Senate opposition leaves South Carolina energy bill with listless future


COLUMBIA (AP) — Before a bill that supporters said will help South Carolina keep the lights on as the state rapidly grows could get debated on the Senate floor, several senators spoke out against the proposal.
The lawmakers, including Republican Senate Majority Leader Shane Massey said it's being rushed and could roll back expensive lessons learned by a failed nuclear reactors.
Massey said the 80-plus page bill introduced on Feb. 15 has too many changes to regulations. In remarks before the bill is even considered, he suggested punting it to next year and spending the rest of 2024 with comprehensive hearings to determine the scope the state's power needs and exactly how the regulatory system is preventing utilities from getting the help they need to produce more electricity.
"I'm not going to be held hostage by people saying if you don't give us exactly what we want when we want it we're going to turn the lights out on you," Massey said.
Supporters of the bill point to Christmas Eve 2022 when cold weather combined with some problems at generating stations led to demand that nearly topped the ability to generate electricity in South Carolina.
Utility officials said rolling blackouts were only minutes away in some places in the state before more generation capacity came online
The short term goal for supporters of the bill is to make sure private Dominion Energy and state-owned utility Santee Cooper can build a natural-gas fired power plant in the Lowcountry.

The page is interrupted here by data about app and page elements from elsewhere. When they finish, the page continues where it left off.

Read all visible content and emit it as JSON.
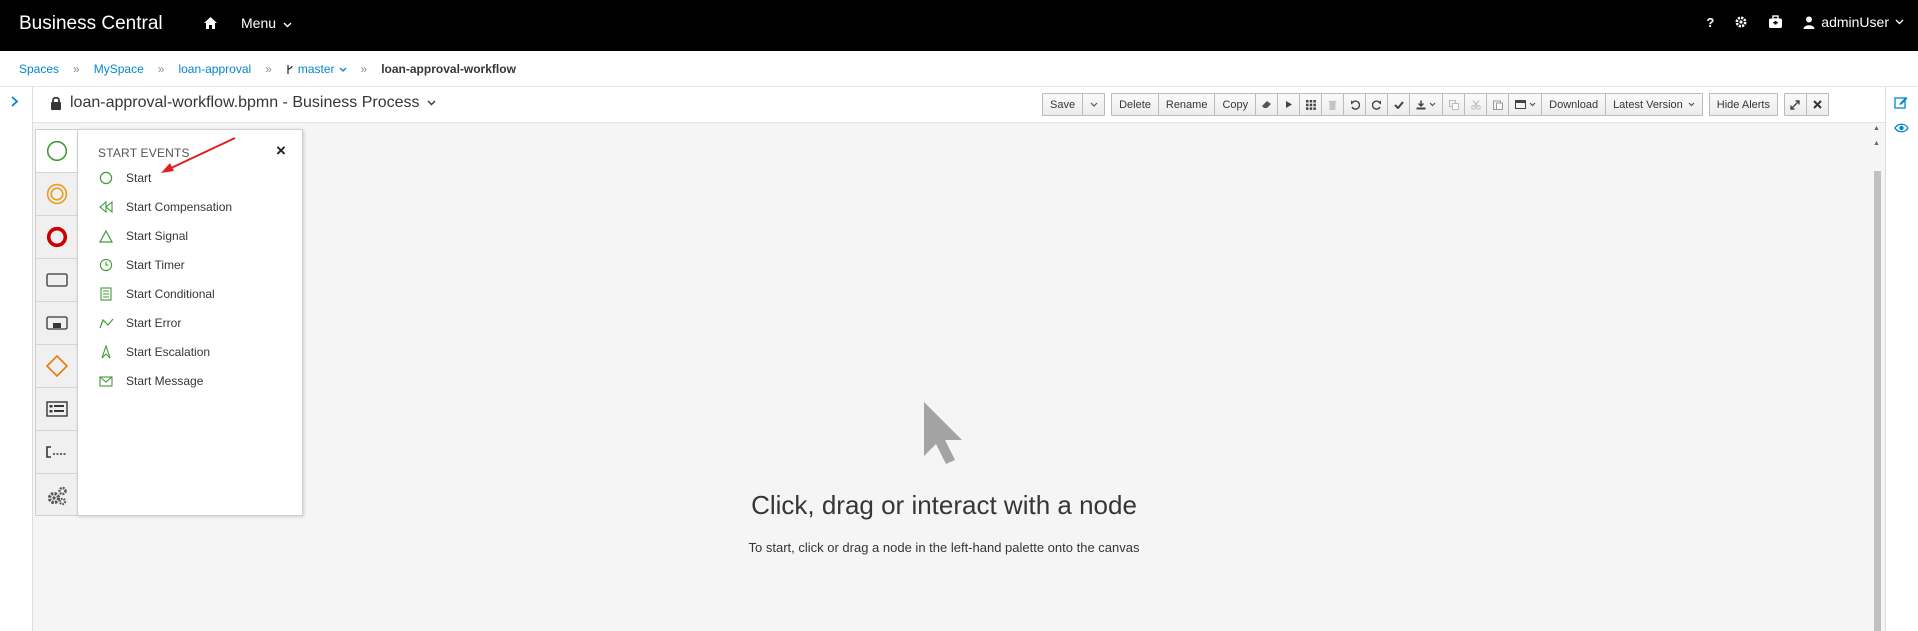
{
  "app": {
    "brand": "Business Central",
    "menu_label": "Menu",
    "help_label": "?",
    "user_name": "adminUser"
  },
  "breadcrumb": {
    "items": [
      "Spaces",
      "MySpace",
      "loan-approval",
      "master"
    ],
    "current": "loan-approval-workflow",
    "separator": "»"
  },
  "editor": {
    "title": "loan-approval-workflow.bpmn - Business Process",
    "toolbar": {
      "save": "Save",
      "delete": "Delete",
      "rename": "Rename",
      "copy": "Copy",
      "download": "Download",
      "latest_version": "Latest Version",
      "hide_alerts": "Hide Alerts"
    }
  },
  "palette": {
    "categories": [
      "start-events",
      "intermediate-events",
      "end-events",
      "tasks",
      "subprocesses",
      "gateways",
      "containers",
      "artifacts",
      "custom-tasks"
    ],
    "flyout": {
      "heading": "START EVENTS",
      "close": "×",
      "items": [
        "Start",
        "Start Compensation",
        "Start Signal",
        "Start Timer",
        "Start Conditional",
        "Start Error",
        "Start Escalation",
        "Start Message"
      ]
    }
  },
  "canvas": {
    "empty_title": "Click, drag or interact with a node",
    "empty_subtitle": "To start, click or drag a node in the left-hand palette onto the canvas"
  },
  "colors": {
    "topbar": "#000000",
    "link": "#0088ce",
    "start_green": "#3f9c35",
    "intermediate_orange": "#ec7a08",
    "end_red": "#cc0000",
    "annotation_red": "#e0201b"
  }
}
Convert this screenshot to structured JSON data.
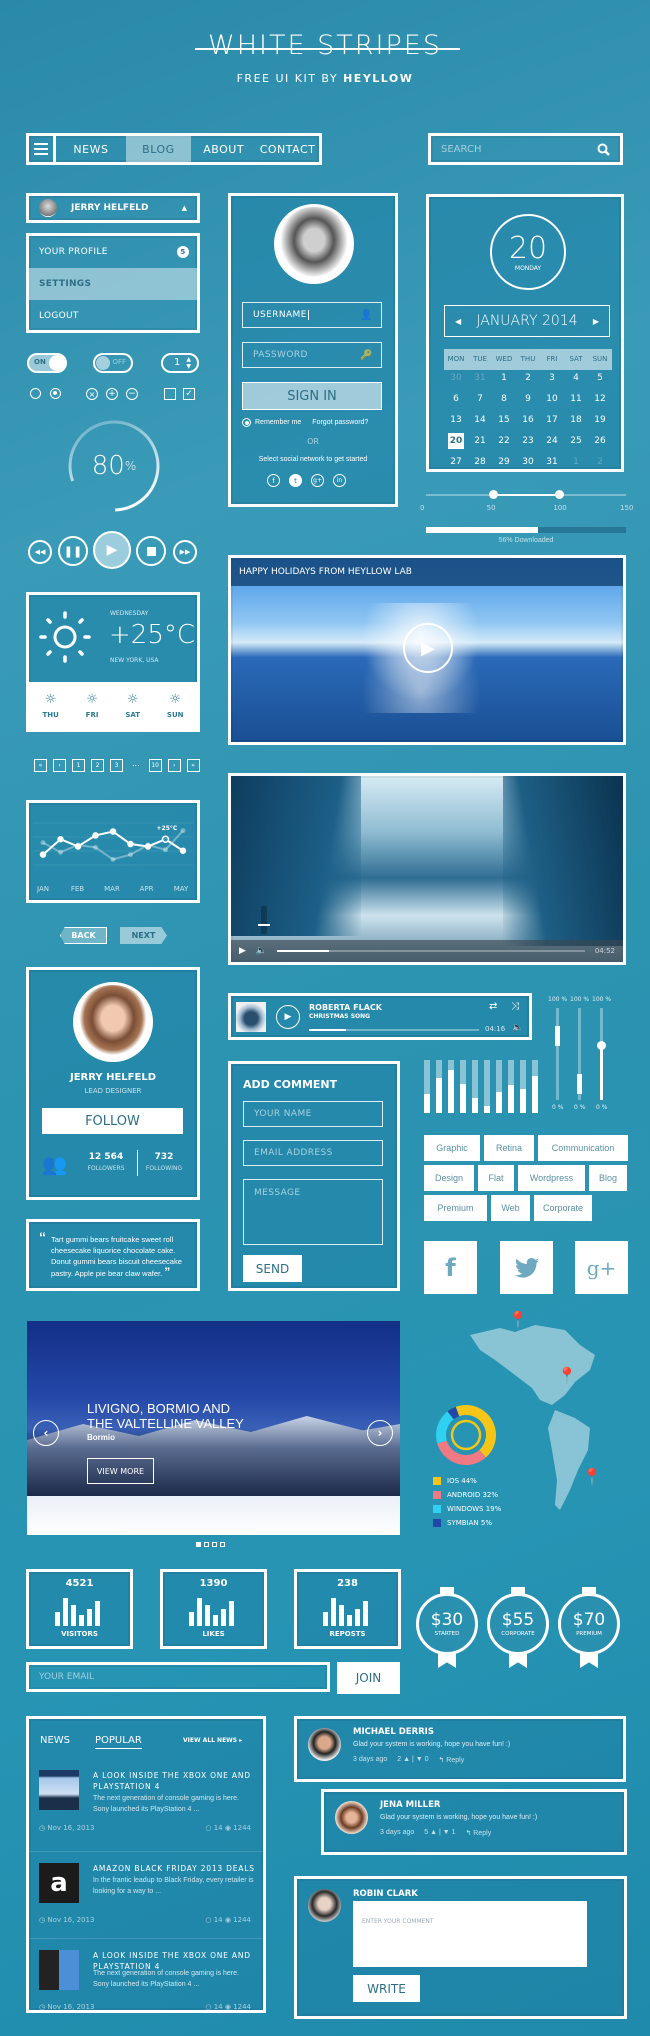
{
  "header": {
    "title": "WHITE STRIPES",
    "subtitle_prefix": "FREE UI KIT BY ",
    "subtitle_brand": "HEYLLOW"
  },
  "nav": {
    "items": [
      {
        "label": "NEWS"
      },
      {
        "label": "BLOG",
        "active": true
      },
      {
        "label": "ABOUT"
      },
      {
        "label": "CONTACT"
      }
    ],
    "search_placeholder": "SEARCH"
  },
  "user_dropdown": {
    "name": "JERRY HELFELD",
    "items": [
      {
        "label": "YOUR PROFILE",
        "badge": "5"
      },
      {
        "label": "SETTINGS",
        "active": true
      },
      {
        "label": "LOGOUT"
      }
    ]
  },
  "controls": {
    "toggle_on": "ON",
    "toggle_off": "OFF",
    "stepper_value": "1"
  },
  "progress_ring": {
    "value": 80,
    "label": "80",
    "unit": "%"
  },
  "login": {
    "username_value": "USERNAME",
    "password_placeholder": "PASSWORD",
    "sign_in": "SIGN IN",
    "remember": "Remember me",
    "forgot": "Forgot password?",
    "or": "OR",
    "social_prompt": "Select social network to get started",
    "social": [
      "f",
      "t",
      "g+",
      "in"
    ]
  },
  "calendar": {
    "day_number": "20",
    "day_name": "MONDAY",
    "month": "JANUARY 2014",
    "weekdays": [
      "MON",
      "TUE",
      "WED",
      "THU",
      "FRI",
      "SAT",
      "SUN"
    ],
    "days": [
      [
        "30",
        "31",
        "1",
        "2",
        "3",
        "4",
        "5"
      ],
      [
        "6",
        "7",
        "8",
        "9",
        "10",
        "11",
        "12"
      ],
      [
        "13",
        "14",
        "15",
        "16",
        "17",
        "18",
        "19"
      ],
      [
        "20",
        "21",
        "22",
        "23",
        "24",
        "25",
        "26"
      ],
      [
        "27",
        "28",
        "29",
        "30",
        "31",
        "1",
        "2"
      ]
    ],
    "selected": "20"
  },
  "range_slider": {
    "ticks": [
      "0",
      "50",
      "100",
      "150"
    ],
    "low": 50,
    "high": 100,
    "max": 150
  },
  "download": {
    "percent": 56,
    "label": "56% Downloaded"
  },
  "weather": {
    "day": "WEDNESDAY",
    "temp": "+25°C",
    "location": "NEW YORK, USA",
    "forecast": [
      "THU",
      "FRI",
      "SAT",
      "SUN"
    ]
  },
  "pagination": {
    "items": [
      "«",
      "‹",
      "1",
      "2",
      "3",
      "...",
      "10",
      "›",
      "»"
    ]
  },
  "line_chart": {
    "labels": [
      "JAN",
      "FEB",
      "MAR",
      "APR",
      "MAY"
    ],
    "annotation": "+25°C",
    "series_main": [
      30,
      62,
      47,
      70,
      78,
      52,
      47,
      62,
      38
    ],
    "series_faded": [
      55,
      35,
      50,
      45,
      20,
      30,
      50,
      40,
      80
    ]
  },
  "back_next": {
    "back": "BACK",
    "next": "NEXT"
  },
  "video1": {
    "title": "HAPPY HOLIDAYS FROM HEYLLOW LAB"
  },
  "video2": {
    "time": "04:52",
    "progress": 17
  },
  "profile": {
    "name": "JERRY HELFELD",
    "role": "LEAD DESIGNER",
    "follow": "FOLLOW",
    "followers": "12 564",
    "followers_label": "FOLLOWERS",
    "following": "732",
    "following_label": "FOLLOWING"
  },
  "quote": {
    "text": "Tart gummi bears fruitcake sweet roll cheesecake liquorice chocolate cake. Donut gummi bears biscuit cheesecake pastry. Apple pie bear claw wafer."
  },
  "music": {
    "artist": "ROBERTA FLACK",
    "song": "CHRISTMAS SONG",
    "time": "04:16",
    "progress": 22
  },
  "comment_form": {
    "title": "ADD COMMENT",
    "name_ph": "YOUR NAME",
    "email_ph": "EMAIL ADDRESS",
    "message_ph": "MESSAGE",
    "send": "SEND"
  },
  "equalizer": {
    "levels": [
      36,
      66,
      82,
      54,
      28,
      14,
      40,
      52,
      46,
      70
    ]
  },
  "vertical_sliders": [
    {
      "top": "100 %",
      "bottom": "0 %",
      "value": 80
    },
    {
      "top": "100 %",
      "bottom": "0 %",
      "value": 28
    },
    {
      "top": "100 %",
      "bottom": "0 %",
      "value": 60
    }
  ],
  "tags": [
    "Graphic",
    "Retina",
    "Communication",
    "Design",
    "Flat",
    "Wordpress",
    "Blog",
    "Premium",
    "Web",
    "Corporate"
  ],
  "social_buttons": [
    "f",
    "twitter",
    "g+"
  ],
  "slider": {
    "title_line1": "LIVIGNO,  BORMIO AND",
    "title_line2": "THE VALTELLINE VALLEY",
    "subtitle": "Bormio",
    "button": "VIEW MORE",
    "dots": 4,
    "active_dot": 0
  },
  "chart_data": {
    "type": "pie",
    "title": "",
    "categories": [
      "IOS",
      "ANDROID",
      "WINDOWS",
      "SYMBIAN"
    ],
    "values": [
      44,
      32,
      19,
      5
    ],
    "colors": [
      "#f5c518",
      "#f07a84",
      "#2fd0f0",
      "#2147a8"
    ],
    "legend": [
      "IOS  44%",
      "ANDROID  32%",
      "WINDOWS  19%",
      "SYMBIAN  5%"
    ]
  },
  "stats": [
    {
      "value": "4521",
      "label": "VISITORS"
    },
    {
      "value": "1390",
      "label": "LIKES"
    },
    {
      "value": "238",
      "label": "REPOSTS"
    }
  ],
  "pricing": [
    {
      "price": "$30",
      "label": "STARTED"
    },
    {
      "price": "$55",
      "label": "CORPORATE"
    },
    {
      "price": "$70",
      "label": "PREMIUM"
    }
  ],
  "newsletter": {
    "placeholder": "YOUR EMAIL",
    "button": "JOIN"
  },
  "news": {
    "tab1": "NEWS",
    "tab2": "POPULAR",
    "view_all": "VIEW ALL NEWS",
    "items": [
      {
        "title": "A LOOK INSIDE THE XBOX ONE AND PLAYSTATION 4",
        "excerpt": "The next generation of console gaming is here. Sony launched its PlayStation 4 ...",
        "date": "Nov 16, 2013",
        "comments": "14",
        "views": "1244"
      },
      {
        "title": "AMAZON BLACK FRIDAY 2013 DEALS",
        "excerpt": "In the frantic leadup to Black Friday, every retailer is looking for a way to ...",
        "date": "Nov 16, 2013",
        "comments": "14",
        "views": "1244"
      },
      {
        "title": "A LOOK INSIDE THE XBOX ONE AND PLAYSTATION 4",
        "excerpt": "The next generation of console gaming is here. Sony launched its PlayStation 4 ...",
        "date": "Nov 16, 2013",
        "comments": "14",
        "views": "1244"
      }
    ]
  },
  "comments": [
    {
      "name": "MICHAEL DERRIS",
      "text": "Glad your system is working, hope you have fun! :)",
      "time": "3 days ago",
      "up": "2",
      "down": "0",
      "reply": "Reply"
    },
    {
      "name": "JENA MILLER",
      "text": "Glad your system is working, hope you have fun! :)",
      "time": "3 days ago",
      "up": "5",
      "down": "1",
      "reply": "Reply"
    }
  ],
  "write_comment": {
    "name": "ROBIN CLARK",
    "placeholder": "ENTER YOUR COMMENT",
    "button": "WRITE"
  }
}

It allows faster approval of gas pipelines needed for the project.
The long term goals include items like reducing the Public Service Commission which oversees utilities from seven members, having watchdogs consider the health of utilities as well as the needs for ratepayers as they make decisions and allowing utilities to release less information about some projects from the public before they are approved.
Republican Sen. Luke Rankin said while the bill is barely two months old, the ideas have been debated for much longer, both in the House and generally.
"The sense of this being jammed down, fast tracked, hurried through, scuttled by everyone — I don't' take offense to that," Rankin said. "The process is the process."
The clock is ticking on the bill for 2024 though. The bill will die if not approved by the end of the session on May 9. The Senate will spend a week on the budget, leaving the body with about eight legislative days to come up with something.
Republican Sen. Sandy Senn said she was told by Dominion Energy it would take eight years to get the new gas plant online and that's why the bill was needed in 2024.
"If it will be a good bill today it will be a good bill tomorrow," Senn said.
Tuesday's opponents to the bill said they aren't against extra power. A state whose population has grown by more than 30% in the past two decades — adding more than 1.4 million people — needs it to keep the lights on in houses and big manufacturers and data farms humming without having to buy power from out of state.
But the state should pause and look at ideas like limiting data farms that use more power in a week than entire communities in a year or give more credence to solar or other greener energy solutions that backers of the bill said are currently unreliable.
Hovering over the entire debate are decisions lawmakers made nearly 20 years ago overhauling the way regulators look at utilities, allowing them recover costs of building two nuclear reactors at the V.C. Summer plant near Columbia before the work was done.
When construction fell behind, executives of South Carolina Electric & Gas — later bought by Dominion as it faced possible bankruptcy — lied about the progress to keep the money coming. Several were convicted of crimes after the project failed in 2017.
Nearly half the House was elected after the nuclear debacle, while three-quarters of senators were serving when the reactors went bust.
One of those was Democratic Sen. Margie Bright Matthews, settling into her second year with the body. She said utilities still haven't finished the cleanup of the mess burning coal left behind in her Colleton County district and she sure doesn't trust their word on this bill without a lot of scrutiny.
"There is no lesson to be learned from the second kick of a mule," she said. "Perhaps we need to take a minute and see what's happening."